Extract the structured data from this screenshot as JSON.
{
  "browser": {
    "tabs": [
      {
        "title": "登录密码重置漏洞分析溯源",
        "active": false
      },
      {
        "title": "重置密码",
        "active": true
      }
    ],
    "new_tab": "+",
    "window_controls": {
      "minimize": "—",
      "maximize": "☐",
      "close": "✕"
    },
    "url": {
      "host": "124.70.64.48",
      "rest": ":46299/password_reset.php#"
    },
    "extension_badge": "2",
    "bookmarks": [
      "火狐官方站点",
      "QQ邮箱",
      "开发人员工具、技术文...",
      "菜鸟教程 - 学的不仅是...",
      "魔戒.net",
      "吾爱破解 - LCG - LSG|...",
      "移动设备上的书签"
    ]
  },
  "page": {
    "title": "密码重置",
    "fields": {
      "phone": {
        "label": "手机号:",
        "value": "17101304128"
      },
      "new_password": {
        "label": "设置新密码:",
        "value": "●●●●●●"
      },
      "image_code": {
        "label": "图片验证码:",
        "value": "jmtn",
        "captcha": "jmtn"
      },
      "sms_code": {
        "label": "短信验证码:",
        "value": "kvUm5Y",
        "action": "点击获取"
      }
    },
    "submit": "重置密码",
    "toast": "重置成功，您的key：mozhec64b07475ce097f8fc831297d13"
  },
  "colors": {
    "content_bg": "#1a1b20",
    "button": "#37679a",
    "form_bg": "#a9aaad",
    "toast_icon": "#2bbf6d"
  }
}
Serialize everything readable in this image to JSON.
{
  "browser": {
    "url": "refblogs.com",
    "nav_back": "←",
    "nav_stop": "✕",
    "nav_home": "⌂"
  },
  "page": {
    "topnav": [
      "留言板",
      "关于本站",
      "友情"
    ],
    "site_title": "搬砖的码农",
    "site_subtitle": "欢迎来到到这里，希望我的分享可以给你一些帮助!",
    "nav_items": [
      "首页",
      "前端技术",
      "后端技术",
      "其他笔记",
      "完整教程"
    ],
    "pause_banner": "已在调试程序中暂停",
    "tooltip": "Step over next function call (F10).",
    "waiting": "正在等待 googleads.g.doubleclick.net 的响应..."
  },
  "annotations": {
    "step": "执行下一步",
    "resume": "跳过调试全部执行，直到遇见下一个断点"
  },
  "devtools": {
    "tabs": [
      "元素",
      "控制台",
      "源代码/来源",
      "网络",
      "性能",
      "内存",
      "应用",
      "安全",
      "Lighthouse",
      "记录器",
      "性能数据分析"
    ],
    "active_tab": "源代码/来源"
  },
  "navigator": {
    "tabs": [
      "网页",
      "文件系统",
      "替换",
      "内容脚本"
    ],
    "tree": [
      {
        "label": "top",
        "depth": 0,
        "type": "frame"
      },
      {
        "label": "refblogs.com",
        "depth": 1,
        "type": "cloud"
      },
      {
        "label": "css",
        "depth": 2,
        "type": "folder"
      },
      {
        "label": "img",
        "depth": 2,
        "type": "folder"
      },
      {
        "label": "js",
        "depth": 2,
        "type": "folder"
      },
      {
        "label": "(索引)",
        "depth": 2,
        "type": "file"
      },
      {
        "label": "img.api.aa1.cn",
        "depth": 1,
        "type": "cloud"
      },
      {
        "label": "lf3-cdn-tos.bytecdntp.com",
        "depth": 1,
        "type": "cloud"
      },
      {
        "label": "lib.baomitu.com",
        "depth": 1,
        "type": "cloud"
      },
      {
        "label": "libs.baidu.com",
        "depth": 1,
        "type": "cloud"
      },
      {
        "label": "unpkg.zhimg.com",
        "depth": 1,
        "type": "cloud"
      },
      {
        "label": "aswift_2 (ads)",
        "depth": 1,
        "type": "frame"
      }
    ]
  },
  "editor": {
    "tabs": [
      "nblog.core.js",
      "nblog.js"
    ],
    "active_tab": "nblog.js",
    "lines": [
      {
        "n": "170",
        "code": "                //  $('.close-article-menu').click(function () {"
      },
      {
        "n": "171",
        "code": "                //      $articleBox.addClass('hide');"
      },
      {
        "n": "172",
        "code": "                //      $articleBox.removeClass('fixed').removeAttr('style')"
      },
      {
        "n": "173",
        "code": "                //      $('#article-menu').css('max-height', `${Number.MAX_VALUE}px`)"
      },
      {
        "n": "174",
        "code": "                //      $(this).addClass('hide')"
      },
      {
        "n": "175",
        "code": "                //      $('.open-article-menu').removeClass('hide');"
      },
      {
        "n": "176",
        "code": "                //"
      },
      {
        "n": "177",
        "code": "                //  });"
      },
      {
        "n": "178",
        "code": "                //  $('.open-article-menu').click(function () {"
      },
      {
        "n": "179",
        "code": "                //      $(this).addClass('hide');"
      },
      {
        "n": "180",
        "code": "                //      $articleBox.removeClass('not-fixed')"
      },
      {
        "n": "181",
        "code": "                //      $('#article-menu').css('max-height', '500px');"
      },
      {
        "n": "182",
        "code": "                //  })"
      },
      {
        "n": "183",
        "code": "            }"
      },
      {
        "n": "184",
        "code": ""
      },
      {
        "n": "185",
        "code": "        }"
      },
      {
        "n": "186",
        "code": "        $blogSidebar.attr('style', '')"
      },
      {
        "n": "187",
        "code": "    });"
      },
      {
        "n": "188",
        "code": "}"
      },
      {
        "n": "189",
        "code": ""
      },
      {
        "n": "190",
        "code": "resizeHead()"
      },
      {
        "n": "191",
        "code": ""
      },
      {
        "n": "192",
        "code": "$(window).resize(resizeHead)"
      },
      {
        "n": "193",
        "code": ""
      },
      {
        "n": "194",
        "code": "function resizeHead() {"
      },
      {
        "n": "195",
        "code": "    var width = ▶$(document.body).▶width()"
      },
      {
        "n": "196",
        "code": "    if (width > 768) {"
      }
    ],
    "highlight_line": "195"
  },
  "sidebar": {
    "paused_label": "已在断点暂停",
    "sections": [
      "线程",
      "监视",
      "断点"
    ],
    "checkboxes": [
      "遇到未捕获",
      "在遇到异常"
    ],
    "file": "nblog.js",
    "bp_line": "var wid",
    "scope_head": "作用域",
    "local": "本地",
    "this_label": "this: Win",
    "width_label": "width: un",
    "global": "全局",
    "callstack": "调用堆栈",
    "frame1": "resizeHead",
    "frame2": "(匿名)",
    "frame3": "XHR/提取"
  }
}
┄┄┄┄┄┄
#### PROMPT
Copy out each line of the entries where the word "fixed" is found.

#### SOLUTION FOR THIS TASK
        "code": "                //      $articleBox.removeClass('fixed').removeAttr('style')"
        "code": "                //      $articleBox.removeClass('not-fixed')"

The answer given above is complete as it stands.